--- Data to use ---

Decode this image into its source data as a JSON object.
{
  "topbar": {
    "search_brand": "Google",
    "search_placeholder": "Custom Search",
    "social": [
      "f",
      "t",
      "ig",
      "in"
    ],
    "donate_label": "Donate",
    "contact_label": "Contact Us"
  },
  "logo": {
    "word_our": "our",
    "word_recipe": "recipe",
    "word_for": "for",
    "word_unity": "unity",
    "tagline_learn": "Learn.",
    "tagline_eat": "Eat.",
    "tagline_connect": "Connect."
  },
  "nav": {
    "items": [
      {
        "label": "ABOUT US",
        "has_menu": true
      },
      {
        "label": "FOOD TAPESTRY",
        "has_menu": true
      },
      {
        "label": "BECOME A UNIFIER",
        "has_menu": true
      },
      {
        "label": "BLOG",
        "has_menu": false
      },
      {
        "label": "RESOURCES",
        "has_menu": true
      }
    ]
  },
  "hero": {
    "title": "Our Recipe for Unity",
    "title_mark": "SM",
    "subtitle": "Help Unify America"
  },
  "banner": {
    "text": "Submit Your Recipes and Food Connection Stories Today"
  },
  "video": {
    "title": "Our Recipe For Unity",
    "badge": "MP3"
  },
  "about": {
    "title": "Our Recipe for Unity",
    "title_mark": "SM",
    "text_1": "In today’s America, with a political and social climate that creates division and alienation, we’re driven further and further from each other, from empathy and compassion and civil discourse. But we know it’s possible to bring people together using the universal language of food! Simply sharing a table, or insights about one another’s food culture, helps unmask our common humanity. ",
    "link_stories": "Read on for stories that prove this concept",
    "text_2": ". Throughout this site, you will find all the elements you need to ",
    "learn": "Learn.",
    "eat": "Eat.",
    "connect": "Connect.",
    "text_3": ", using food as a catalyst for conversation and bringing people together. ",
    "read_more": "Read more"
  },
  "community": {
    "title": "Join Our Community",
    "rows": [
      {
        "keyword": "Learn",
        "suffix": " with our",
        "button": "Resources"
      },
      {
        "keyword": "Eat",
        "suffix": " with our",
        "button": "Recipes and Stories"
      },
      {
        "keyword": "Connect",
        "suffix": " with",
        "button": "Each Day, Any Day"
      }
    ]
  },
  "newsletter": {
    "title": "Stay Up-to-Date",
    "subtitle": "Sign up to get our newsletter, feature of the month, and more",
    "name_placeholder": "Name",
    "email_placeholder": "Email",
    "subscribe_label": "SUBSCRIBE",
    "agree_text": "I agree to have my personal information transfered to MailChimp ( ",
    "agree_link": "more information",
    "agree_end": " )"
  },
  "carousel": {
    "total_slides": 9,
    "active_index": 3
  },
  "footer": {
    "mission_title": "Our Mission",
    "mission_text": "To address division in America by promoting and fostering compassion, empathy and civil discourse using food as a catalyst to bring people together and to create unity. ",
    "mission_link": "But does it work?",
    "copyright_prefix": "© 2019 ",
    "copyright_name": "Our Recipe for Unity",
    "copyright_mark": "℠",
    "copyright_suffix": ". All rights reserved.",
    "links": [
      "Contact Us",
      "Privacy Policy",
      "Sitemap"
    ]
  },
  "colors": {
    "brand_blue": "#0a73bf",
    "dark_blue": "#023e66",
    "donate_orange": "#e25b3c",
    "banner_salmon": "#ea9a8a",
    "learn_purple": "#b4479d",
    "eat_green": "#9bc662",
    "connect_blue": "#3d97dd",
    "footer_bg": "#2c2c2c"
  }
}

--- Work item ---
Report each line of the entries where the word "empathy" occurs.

--- Task response ---
    "text_1": "In today’s America, with a political and social climate that creates division and alienation, we’re driven further and further from each other, from empathy and compassion and civil discourse. But we know it’s possible to bring people together using the universal language of food! Simply sharing a table, or insights about one another’s food culture, helps unmask our common humanity. ",
    "mission_text": "To address division in America by promoting and fostering compassion, empathy and civil discourse using food as a catalyst to bring people together and to create unity. ",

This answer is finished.